§ **Problem description**:
For the data below, please report each line where the word "Мирослав" is found.

(Excerpts from a dataset)
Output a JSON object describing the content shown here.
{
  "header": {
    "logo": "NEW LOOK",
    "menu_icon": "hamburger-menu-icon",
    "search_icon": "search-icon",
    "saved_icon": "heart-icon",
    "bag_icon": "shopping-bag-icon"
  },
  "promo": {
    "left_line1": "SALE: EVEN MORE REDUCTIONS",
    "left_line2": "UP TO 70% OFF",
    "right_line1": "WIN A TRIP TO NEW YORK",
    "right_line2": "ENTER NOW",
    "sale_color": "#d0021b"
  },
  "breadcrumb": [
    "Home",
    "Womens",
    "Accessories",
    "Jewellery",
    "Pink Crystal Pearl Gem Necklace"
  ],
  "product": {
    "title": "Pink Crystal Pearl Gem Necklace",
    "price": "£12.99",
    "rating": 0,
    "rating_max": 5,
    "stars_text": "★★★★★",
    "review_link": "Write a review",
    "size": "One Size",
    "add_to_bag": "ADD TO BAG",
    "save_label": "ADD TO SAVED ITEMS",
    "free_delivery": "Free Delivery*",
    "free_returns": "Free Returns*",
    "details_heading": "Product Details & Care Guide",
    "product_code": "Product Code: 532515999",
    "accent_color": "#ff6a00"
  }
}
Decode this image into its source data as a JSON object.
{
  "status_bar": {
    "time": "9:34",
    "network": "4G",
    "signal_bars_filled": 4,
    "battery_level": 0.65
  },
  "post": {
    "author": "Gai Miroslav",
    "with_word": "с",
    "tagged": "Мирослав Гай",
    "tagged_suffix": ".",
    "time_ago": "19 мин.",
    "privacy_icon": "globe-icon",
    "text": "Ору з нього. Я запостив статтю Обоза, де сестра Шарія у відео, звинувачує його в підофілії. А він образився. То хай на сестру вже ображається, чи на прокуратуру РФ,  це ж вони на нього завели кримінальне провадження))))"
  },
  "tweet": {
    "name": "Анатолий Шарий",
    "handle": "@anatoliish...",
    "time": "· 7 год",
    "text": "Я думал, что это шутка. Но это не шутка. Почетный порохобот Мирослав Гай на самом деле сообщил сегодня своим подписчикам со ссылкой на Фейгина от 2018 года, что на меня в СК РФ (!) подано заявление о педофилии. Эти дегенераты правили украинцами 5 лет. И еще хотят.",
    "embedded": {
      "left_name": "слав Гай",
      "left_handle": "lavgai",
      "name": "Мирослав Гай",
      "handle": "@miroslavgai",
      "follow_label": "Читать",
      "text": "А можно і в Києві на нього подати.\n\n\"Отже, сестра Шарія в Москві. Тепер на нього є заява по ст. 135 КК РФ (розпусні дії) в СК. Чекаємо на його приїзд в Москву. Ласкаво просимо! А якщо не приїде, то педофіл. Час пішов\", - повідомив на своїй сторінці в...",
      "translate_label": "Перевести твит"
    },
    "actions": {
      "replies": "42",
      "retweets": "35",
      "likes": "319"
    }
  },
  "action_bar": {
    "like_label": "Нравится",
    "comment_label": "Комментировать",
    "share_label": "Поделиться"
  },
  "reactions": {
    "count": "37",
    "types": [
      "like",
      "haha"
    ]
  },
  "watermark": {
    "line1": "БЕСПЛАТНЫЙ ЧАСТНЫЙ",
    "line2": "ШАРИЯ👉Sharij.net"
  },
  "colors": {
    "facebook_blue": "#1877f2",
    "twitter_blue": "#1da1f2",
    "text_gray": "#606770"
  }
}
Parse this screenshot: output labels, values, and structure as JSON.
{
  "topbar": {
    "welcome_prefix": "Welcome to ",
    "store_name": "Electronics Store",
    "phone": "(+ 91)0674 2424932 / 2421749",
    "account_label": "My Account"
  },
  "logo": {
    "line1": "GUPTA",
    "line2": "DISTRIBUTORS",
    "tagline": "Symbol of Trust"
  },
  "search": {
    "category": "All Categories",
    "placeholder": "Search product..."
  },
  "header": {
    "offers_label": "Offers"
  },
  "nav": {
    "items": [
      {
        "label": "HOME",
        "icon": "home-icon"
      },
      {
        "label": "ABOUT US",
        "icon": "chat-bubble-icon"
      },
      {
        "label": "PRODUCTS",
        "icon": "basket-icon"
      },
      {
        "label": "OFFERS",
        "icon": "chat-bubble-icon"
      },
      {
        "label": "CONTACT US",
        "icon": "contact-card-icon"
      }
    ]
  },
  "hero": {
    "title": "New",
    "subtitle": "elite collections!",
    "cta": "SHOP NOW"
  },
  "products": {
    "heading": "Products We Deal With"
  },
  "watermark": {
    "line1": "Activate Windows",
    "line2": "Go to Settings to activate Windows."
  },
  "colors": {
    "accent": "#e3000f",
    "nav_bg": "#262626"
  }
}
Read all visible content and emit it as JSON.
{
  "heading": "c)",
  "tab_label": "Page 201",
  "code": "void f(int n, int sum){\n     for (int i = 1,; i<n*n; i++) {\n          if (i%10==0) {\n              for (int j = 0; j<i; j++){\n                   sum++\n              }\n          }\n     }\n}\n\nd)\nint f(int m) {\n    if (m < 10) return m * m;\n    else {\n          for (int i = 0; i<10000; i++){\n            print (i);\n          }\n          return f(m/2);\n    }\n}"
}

§ **Response to the exercise**:
    "tagged": "Мирослав Гай",
    "text": "Я думал, что это шутка. Но это не шутка. Почетный порохобот Мирослав Гай на самом деле сообщил сегодня своим подписчикам со ссылкой на Фейгина от 2018 года, что на меня в СК РФ (!) подано заявление о педофилии. Эти дегенераты правили украинцами 5 лет. И еще хотят.",
      "name": "Мирослав Гай",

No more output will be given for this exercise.